YOUR GOAL:
Report every line of the data that includes "title".

EXTRACTED RECORDS:
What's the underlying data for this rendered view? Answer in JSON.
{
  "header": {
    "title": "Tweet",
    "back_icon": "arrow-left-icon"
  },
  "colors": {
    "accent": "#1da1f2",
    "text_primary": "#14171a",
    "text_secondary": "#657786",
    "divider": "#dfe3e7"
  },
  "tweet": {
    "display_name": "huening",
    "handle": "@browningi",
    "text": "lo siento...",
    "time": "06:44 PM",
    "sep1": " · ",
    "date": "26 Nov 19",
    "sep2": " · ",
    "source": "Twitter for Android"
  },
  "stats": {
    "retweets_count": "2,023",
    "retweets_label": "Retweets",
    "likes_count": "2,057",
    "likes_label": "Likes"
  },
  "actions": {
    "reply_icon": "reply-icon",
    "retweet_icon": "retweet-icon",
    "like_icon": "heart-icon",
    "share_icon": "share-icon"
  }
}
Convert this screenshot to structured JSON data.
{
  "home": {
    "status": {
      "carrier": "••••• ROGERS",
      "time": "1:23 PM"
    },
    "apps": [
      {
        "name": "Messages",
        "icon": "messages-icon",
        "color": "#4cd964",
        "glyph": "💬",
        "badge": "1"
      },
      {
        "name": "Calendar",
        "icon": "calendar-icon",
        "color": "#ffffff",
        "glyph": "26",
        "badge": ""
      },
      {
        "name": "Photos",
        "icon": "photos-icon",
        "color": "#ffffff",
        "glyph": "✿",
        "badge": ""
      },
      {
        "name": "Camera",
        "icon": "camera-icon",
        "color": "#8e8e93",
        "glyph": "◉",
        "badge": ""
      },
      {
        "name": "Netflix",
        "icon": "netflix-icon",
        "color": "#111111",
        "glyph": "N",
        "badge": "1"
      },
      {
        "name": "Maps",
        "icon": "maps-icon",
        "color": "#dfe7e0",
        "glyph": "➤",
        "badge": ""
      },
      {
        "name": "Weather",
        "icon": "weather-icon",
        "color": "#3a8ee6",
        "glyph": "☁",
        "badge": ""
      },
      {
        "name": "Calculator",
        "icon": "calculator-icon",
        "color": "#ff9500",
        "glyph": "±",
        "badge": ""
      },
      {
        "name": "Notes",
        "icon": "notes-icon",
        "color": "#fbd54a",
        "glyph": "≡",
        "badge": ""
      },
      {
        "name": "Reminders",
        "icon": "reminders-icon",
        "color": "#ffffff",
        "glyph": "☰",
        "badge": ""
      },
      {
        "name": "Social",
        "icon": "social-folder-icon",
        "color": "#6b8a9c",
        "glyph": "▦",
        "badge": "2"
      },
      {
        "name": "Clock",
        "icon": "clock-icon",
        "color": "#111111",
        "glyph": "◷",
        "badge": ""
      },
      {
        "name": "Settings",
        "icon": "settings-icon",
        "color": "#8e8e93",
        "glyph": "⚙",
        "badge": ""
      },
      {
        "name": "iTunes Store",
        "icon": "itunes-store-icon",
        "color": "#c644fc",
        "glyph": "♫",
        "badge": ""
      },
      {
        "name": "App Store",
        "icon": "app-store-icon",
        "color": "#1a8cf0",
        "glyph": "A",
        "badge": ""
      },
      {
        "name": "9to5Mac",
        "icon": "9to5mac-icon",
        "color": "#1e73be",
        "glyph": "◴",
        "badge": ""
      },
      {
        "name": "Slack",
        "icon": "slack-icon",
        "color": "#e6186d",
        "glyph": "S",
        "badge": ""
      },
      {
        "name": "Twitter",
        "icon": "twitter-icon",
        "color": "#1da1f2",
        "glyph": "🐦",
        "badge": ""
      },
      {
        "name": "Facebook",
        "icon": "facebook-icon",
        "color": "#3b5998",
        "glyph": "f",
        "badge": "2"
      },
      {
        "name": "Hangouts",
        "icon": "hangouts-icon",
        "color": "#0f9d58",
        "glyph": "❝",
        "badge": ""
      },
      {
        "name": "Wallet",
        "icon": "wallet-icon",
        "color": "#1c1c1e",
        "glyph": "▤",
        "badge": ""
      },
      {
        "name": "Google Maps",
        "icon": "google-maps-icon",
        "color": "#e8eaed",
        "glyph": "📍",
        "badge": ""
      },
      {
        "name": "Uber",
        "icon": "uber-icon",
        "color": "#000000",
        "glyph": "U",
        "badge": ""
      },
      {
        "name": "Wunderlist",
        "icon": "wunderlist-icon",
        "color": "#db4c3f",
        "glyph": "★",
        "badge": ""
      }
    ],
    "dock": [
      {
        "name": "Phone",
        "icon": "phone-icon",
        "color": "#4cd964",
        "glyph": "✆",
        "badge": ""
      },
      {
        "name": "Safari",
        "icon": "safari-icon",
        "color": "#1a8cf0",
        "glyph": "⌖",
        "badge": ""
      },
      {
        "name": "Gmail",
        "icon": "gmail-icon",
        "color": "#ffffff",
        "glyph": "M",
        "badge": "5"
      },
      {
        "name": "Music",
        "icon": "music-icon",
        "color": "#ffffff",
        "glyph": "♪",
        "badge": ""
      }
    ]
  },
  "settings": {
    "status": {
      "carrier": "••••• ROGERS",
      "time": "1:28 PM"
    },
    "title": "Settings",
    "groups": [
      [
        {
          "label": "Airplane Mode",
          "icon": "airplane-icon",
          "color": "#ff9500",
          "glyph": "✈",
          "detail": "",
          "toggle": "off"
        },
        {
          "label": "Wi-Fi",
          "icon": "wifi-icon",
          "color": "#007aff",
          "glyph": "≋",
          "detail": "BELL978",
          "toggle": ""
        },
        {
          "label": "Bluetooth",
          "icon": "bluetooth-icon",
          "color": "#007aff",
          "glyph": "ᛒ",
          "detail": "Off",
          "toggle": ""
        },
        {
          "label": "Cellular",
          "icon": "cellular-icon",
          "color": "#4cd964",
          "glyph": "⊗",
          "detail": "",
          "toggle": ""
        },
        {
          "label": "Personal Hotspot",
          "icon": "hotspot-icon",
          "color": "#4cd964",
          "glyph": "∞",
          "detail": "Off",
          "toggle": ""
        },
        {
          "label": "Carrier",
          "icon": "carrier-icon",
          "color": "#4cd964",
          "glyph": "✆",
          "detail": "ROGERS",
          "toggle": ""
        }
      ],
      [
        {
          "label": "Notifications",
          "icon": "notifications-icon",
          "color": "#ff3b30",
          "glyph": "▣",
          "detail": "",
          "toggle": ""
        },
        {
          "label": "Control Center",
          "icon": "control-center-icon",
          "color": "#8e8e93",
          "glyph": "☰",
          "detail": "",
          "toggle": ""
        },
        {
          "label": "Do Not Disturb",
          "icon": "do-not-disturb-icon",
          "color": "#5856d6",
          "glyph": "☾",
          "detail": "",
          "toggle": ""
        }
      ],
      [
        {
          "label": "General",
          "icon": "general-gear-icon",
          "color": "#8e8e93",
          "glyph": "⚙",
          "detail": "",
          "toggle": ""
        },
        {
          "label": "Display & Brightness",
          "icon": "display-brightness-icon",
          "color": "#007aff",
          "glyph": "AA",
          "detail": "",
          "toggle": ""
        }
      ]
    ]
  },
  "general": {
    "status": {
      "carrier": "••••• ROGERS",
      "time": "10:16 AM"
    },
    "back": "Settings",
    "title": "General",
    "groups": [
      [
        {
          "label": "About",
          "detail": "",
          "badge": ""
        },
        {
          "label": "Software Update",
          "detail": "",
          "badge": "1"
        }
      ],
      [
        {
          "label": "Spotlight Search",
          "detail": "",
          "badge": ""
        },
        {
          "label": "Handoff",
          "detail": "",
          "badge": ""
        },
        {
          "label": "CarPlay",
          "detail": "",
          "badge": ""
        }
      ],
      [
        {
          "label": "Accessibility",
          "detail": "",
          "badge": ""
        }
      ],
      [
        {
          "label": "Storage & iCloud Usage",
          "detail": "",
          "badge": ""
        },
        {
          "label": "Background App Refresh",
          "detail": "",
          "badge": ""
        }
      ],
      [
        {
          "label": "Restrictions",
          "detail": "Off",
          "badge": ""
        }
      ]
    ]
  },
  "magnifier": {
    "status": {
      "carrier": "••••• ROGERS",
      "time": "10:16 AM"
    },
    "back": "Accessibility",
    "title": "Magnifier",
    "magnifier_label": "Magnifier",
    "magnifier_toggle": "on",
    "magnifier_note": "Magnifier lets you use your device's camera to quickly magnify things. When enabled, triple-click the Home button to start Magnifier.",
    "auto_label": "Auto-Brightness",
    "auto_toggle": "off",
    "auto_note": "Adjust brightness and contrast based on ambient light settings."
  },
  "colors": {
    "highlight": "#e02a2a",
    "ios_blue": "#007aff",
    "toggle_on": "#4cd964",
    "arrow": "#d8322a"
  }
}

RESULT FOR THIS TASK:
    "title": "Tweet",
    "title": "Settings",
    "title": "General",
    "title": "Magnifier",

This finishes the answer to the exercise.